2. Choose a minimum of 7 blogs (or even more) that you find brilliant in their content or design.
3. Show their names and links and leave them a comment informing they were prized with ‘Brilliant Weblog’
4. Show a picture of those who awarded you and those you give the prize (optional).
5. And then we pass it on!

Friday, September 5, 2008

For Ma'am, on Teachers' Day
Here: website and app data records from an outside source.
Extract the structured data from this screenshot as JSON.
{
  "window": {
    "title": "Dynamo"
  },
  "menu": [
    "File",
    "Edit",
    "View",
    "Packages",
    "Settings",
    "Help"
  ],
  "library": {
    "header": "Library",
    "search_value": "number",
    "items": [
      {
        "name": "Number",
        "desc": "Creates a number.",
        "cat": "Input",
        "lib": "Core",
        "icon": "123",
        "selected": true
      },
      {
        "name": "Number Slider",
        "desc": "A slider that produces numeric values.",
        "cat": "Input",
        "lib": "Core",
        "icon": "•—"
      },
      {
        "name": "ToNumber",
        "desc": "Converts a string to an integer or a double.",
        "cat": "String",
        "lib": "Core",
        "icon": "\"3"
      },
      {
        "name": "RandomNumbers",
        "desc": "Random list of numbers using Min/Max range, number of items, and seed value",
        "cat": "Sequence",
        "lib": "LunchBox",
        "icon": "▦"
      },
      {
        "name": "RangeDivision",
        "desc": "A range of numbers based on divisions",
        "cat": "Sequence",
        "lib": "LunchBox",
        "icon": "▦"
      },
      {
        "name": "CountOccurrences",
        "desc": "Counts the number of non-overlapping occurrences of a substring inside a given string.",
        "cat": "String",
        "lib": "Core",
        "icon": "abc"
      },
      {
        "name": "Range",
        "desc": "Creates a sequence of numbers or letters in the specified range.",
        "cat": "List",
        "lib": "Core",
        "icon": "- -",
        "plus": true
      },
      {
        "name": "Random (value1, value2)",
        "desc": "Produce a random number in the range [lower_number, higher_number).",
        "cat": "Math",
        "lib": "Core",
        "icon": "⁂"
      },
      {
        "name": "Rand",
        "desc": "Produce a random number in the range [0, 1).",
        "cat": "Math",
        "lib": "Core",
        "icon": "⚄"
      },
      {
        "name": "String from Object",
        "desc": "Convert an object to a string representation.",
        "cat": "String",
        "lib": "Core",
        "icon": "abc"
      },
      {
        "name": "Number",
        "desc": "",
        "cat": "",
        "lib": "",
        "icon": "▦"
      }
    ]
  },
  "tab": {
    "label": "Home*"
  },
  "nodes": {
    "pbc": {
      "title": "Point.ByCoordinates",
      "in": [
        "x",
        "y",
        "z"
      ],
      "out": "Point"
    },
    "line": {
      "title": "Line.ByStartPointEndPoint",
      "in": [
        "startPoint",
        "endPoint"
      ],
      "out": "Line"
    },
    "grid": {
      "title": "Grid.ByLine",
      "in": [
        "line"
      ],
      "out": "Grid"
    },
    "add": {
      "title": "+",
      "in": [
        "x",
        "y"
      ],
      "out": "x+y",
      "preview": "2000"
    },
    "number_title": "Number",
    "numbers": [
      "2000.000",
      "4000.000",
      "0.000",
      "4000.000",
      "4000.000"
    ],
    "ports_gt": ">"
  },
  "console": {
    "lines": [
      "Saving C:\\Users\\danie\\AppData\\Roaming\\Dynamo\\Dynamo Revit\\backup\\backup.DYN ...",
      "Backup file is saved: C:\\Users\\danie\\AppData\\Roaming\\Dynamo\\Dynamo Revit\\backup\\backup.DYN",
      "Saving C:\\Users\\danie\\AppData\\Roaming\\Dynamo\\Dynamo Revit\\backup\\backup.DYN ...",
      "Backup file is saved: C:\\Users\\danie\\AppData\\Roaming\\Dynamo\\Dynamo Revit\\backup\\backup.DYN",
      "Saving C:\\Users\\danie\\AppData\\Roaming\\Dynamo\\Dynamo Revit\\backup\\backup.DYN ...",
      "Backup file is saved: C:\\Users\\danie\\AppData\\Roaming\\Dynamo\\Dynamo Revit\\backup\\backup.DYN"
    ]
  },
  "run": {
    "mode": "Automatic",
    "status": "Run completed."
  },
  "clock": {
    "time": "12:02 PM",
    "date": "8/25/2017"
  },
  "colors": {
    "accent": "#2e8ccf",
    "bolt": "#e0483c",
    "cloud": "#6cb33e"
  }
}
It has been thirty-one years since I left college. I'm one of the lucky few who has had a teacher who has been more than a friend, philosopher and guide, a teacher who has truly made a difference to my life.
The day of our orientation programme, when other teachers were telling us about how great an institution we were in and how fortunate we were to be part of it, Ma'am had a unique point of view. She just emphasised that our college had a wonderful location, with art galleries and theatres within an easy walking radius, and how enriching it would be for us to visit these marvellous places.
Although she taught post-graduate courses, she would always find the time to guide a fledgling, first year debater. She has this amazing ability to be genuinely interested in everything. Her friends come from all walks of life. Ma'am is one of the most large-hearted and inclusive people I've ever known.
Her classes were challenging, requiring your entire, unwavering attention. If, for some reason, like a heavy downpour, attendance was thin, she would take class for the benefit of those who had come. I see her with a colourful parasol, making her way through the puddles, a veritable peacock romancing the rain. Her passion for music has been infectious. Steaming coffee and the sounds of a maestro's recording in her apartment, a privilege indeed.
Academic excellence, integrity, a kind heart. Words just cannot say it all. A total commitment to her students. Sensible guidance in matters of the heart. A terrific photographer, good enough to exhibit. A way with words- she uses them with both precision and poetry, as required!
Her distinguished career continues years after her official retirement. She is still an intrepid traveller, with friends and students all over the globe. I cannot use the term 'former student', because I think we are all still learning from her.

She has been part of my family since its inception- approving of the SRE when he travelled in a truck to meet her, because of a public transport strike the day she was near his town.
She was the photographer at our wedding. She has been a most encouraging grandmother to all my children. It has been such a privilege and joy having her stay with us. Meeting her family has been wonderful, too. From Ma'am I have learned that age is just a state of mind. Her thinking is unhampered by chronology or any kind of negative mind set. Her clarity of thought has been a boon to many: she can cut through all the surrounding irrelevancies and get to the heart of the matter. This is one single quality which makes her advice and guidance invaluable. She has been a tower of strength in times of crisis.

Ma'am, these words are inadequate and cannot convey a fraction of what you mean to me.
There is still so much I need to learn from you.
This Teachers' Day, I want to thank you for being my teacher, for being part of my life.